What to do
Filter the entries down to the lines holding "title", then copy those lines.

Data
* * * * * * * * *

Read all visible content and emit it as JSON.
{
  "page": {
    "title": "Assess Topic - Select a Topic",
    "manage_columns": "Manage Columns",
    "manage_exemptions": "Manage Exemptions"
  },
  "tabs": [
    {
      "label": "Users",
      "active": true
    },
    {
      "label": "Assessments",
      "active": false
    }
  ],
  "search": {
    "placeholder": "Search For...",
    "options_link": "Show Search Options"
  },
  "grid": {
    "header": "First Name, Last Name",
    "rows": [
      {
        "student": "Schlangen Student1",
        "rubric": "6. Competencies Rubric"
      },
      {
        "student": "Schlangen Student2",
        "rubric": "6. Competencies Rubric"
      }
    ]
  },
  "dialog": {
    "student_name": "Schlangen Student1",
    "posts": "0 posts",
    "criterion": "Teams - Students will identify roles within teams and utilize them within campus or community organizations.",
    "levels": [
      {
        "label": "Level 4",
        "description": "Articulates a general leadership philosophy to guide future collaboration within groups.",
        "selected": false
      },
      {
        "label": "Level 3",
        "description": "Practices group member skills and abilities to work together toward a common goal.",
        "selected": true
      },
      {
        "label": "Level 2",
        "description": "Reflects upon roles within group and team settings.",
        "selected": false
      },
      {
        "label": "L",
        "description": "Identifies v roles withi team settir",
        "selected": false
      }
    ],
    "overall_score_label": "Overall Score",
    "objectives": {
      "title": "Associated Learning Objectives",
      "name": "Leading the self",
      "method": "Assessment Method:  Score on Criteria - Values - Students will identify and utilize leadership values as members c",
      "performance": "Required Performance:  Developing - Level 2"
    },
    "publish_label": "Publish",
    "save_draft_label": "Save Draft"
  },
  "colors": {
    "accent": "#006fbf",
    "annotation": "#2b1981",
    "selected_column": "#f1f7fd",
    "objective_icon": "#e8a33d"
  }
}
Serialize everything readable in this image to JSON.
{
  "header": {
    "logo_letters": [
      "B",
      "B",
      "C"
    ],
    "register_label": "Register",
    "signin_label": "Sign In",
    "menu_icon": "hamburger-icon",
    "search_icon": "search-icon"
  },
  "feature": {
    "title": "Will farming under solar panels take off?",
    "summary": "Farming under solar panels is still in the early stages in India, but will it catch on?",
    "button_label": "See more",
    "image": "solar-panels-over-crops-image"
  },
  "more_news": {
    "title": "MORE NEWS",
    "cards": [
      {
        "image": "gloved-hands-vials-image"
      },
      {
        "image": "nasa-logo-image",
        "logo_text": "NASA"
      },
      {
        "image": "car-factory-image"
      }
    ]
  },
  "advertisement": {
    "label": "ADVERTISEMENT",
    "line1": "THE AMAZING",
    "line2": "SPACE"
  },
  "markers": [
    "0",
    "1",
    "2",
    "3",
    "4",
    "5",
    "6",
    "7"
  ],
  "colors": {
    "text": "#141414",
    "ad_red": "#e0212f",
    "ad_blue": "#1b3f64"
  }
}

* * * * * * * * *

Task output
    "title": "Assess Topic - Select a Topic",
      "title": "Associated Learning Objectives",
    "title": "Will farming under solar panels take off?",
    "title": "MORE NEWS",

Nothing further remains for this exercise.